There is only one instance where you might want to use the
signed char is always a different type from "plain"
char, which may be a signed or an unsigned type depending on the implementation.
C++14 3.9.1/1 says:
It is implementation-defined whether a
char object can hold negative values. Characters can be explicitly declared
signed char, and
unsigned char are three distinct types [...]
In other contexts
signed is redundant.
Prior to C++14, (and in C), there was a second instance: bit-fields. It was implementation-defined whether, for example,
int x:2; (in the declaration of a class) is the same as
unsigned int x:2; or the same as
signed int x:2.
C++11 9.6/3 said:

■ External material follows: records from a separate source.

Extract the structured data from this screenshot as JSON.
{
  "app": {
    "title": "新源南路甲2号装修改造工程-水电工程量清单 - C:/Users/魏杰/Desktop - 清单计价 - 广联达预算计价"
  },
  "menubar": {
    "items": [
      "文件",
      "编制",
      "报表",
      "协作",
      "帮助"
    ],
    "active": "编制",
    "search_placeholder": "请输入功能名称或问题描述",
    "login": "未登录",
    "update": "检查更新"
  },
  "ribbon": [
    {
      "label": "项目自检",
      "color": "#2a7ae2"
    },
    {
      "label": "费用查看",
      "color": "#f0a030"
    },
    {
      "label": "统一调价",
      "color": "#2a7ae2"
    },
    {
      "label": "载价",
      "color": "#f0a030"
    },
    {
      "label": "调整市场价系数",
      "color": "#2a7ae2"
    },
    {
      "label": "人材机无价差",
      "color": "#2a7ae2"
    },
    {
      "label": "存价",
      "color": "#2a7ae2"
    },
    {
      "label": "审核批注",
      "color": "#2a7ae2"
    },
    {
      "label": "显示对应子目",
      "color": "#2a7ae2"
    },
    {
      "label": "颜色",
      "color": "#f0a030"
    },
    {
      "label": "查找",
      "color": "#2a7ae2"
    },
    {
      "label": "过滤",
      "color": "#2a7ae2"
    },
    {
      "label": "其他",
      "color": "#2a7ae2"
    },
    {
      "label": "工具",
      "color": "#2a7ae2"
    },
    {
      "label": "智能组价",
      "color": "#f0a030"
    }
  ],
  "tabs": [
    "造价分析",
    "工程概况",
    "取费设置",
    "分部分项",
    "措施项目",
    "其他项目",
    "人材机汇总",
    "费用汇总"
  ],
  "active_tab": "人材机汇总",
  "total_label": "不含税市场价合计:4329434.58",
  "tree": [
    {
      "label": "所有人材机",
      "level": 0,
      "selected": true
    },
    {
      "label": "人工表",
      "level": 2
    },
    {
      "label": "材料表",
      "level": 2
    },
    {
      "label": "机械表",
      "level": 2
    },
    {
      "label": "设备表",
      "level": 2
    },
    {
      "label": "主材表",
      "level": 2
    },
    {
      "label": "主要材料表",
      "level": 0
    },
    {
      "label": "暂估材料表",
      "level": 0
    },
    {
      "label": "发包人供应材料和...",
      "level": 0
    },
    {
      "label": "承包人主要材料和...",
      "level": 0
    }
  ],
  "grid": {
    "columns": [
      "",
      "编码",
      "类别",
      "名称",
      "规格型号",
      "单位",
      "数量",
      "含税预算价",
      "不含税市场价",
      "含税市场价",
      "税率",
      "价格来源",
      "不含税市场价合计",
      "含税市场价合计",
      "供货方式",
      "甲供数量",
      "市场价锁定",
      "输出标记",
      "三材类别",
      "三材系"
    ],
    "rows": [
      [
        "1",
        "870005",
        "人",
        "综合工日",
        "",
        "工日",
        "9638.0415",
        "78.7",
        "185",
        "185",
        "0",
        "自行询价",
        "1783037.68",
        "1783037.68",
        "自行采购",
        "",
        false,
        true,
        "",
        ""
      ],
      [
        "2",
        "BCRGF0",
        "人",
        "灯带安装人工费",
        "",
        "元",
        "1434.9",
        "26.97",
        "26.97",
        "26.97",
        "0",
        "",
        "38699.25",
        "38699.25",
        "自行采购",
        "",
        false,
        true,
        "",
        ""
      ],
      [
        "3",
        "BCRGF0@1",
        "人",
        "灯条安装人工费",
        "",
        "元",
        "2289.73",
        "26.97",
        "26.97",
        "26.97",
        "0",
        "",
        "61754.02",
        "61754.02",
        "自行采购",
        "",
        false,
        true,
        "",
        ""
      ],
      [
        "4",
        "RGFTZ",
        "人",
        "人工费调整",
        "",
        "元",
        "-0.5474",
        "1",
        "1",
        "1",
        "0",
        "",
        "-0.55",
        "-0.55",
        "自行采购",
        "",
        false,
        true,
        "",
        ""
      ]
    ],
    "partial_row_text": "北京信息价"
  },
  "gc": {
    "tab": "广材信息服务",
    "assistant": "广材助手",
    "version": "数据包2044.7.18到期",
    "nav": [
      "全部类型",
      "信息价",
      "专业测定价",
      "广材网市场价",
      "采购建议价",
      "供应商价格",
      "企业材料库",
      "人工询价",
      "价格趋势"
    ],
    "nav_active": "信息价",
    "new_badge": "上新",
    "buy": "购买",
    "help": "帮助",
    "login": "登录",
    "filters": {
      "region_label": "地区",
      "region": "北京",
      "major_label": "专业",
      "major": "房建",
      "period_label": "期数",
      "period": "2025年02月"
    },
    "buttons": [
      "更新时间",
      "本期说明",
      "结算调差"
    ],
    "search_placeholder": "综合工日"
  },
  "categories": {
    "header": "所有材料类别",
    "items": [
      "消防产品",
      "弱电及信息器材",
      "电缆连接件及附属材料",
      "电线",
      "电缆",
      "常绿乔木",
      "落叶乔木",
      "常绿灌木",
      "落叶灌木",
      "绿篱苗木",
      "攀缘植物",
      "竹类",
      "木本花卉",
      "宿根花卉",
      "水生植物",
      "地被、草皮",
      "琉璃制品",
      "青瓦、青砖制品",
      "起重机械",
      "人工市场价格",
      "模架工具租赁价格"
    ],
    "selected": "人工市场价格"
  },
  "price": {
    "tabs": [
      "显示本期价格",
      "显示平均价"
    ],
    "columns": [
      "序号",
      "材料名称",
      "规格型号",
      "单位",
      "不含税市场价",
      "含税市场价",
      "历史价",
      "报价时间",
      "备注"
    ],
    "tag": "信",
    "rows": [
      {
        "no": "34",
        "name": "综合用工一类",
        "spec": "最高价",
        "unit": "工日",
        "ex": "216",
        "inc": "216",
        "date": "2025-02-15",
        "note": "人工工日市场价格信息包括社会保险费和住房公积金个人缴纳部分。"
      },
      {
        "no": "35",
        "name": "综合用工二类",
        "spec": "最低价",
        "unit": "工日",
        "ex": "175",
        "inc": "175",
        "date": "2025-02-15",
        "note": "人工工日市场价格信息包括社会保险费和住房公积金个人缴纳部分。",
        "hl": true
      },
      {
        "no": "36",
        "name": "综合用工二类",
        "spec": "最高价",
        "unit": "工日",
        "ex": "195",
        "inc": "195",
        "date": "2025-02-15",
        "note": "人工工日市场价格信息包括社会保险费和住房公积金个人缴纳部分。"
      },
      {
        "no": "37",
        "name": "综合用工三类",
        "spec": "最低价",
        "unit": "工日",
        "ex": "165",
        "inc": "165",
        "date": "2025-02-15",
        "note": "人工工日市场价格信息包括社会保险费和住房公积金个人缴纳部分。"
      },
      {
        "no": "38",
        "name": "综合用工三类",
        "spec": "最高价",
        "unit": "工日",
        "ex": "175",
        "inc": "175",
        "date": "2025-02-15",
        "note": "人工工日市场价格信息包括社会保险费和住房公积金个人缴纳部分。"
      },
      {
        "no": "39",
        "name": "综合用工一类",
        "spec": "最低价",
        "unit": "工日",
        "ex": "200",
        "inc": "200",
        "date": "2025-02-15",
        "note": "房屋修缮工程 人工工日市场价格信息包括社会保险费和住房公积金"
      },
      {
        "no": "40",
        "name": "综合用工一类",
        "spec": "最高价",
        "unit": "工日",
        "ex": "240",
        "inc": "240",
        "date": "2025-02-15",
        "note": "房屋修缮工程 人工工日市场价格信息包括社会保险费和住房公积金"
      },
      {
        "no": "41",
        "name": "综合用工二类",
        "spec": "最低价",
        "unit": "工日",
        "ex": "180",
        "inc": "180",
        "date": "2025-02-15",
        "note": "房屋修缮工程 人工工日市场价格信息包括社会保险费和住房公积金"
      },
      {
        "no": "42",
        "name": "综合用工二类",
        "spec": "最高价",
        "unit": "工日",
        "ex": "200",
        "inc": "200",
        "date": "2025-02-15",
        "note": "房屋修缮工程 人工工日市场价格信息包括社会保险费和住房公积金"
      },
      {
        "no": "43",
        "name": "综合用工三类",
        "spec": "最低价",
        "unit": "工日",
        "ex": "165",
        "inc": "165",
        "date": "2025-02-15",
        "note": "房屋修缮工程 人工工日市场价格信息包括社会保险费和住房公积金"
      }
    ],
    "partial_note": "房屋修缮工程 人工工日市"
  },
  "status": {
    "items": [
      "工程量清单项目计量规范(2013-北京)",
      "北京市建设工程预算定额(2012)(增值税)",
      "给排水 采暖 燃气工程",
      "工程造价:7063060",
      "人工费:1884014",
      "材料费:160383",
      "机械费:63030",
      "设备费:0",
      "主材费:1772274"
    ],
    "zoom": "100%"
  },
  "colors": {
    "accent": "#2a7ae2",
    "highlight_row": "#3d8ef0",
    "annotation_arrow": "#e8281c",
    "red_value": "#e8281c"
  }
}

It is implementation-defined whether a plain (neither explicitly signed nor unsigned)
long long bit-field is signed or unsigned.
However, since C++14 this has been changed so that
int x:2; always means
signed int. Link to discussion